University of Valence
The University of Valence was founded 26 July 1452, by letters patent from the Dauphin Louis, afterwards Louis XI of France, in a move to develop the city of Valence, then part of his domain of Dauphiné. It existed until the French Revolution.
In the 16th century, Valence was famous for its teaching of law, entrusted to Italian professors or to those who had studied in Italy. The Portuguese jurist António de Gouveia taught at Valence, 1554–55; the French jurist, Jacques Cujas (1522–90), from December 1557 to 1559; and François Hotman from the end of 1562 until August 1568. It was at the instigation of Hotman that Bishop Jean de Monluc obtained from Charles IX of France the Edict of 8 April 1565, which united the University of Grenoble with Valence.
Cujas again filled a chair at Valence, August 1567–1575; he had among his auditors Joseph Justus Scaliger, the historian Jacques Auguste de Thou, and the jurist Pierre Pithou.
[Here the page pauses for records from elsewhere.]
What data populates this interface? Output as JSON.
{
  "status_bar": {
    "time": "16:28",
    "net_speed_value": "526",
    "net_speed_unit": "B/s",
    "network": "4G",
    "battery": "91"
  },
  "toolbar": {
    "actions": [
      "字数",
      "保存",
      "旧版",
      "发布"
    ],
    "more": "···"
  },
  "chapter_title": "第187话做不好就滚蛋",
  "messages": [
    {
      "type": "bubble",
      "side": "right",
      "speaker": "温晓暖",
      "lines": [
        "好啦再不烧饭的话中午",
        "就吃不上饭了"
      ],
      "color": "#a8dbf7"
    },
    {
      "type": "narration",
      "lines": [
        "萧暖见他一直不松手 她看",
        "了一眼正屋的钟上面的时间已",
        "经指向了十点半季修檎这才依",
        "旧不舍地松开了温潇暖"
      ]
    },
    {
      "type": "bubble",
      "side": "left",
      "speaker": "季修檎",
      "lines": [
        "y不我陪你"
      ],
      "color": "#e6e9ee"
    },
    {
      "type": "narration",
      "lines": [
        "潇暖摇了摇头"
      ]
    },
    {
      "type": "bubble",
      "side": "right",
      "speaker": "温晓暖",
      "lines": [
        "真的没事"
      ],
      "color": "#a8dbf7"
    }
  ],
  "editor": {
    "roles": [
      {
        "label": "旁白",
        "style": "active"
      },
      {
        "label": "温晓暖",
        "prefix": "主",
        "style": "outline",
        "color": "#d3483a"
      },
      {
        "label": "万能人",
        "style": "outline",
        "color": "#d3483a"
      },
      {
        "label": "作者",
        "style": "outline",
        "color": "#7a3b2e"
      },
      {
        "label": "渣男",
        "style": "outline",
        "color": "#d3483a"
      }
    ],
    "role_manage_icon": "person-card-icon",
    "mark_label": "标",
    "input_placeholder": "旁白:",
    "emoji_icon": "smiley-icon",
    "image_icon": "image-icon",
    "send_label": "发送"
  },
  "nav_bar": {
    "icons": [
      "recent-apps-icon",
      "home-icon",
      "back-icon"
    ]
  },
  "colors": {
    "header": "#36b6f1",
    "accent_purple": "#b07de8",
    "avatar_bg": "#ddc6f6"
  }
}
At this time, the university was known for its "Protestant tendencies". Hotman was a determined Protestant; Cujas passed from Protestantism to Catholicism, but it is doubtful if his conversion was inspired entirely from religious motives. Consequently, in 1575, Montluc founded at Valence a college of Jesuits, but this was of short duration.
In the 17th and 18th centuries, the University of Valence was of only minor importance. From 1738 to 1764, its transfer to Grenoble was contemplated but this project was abandoned. Its operations ceased at the time of the French Revolution.
- Fournier, Statuts et privileges des universités de France, III (Paris, 1892), 361-412;
- Nadal, Histoire de l'université de Valence (Valence, 1861).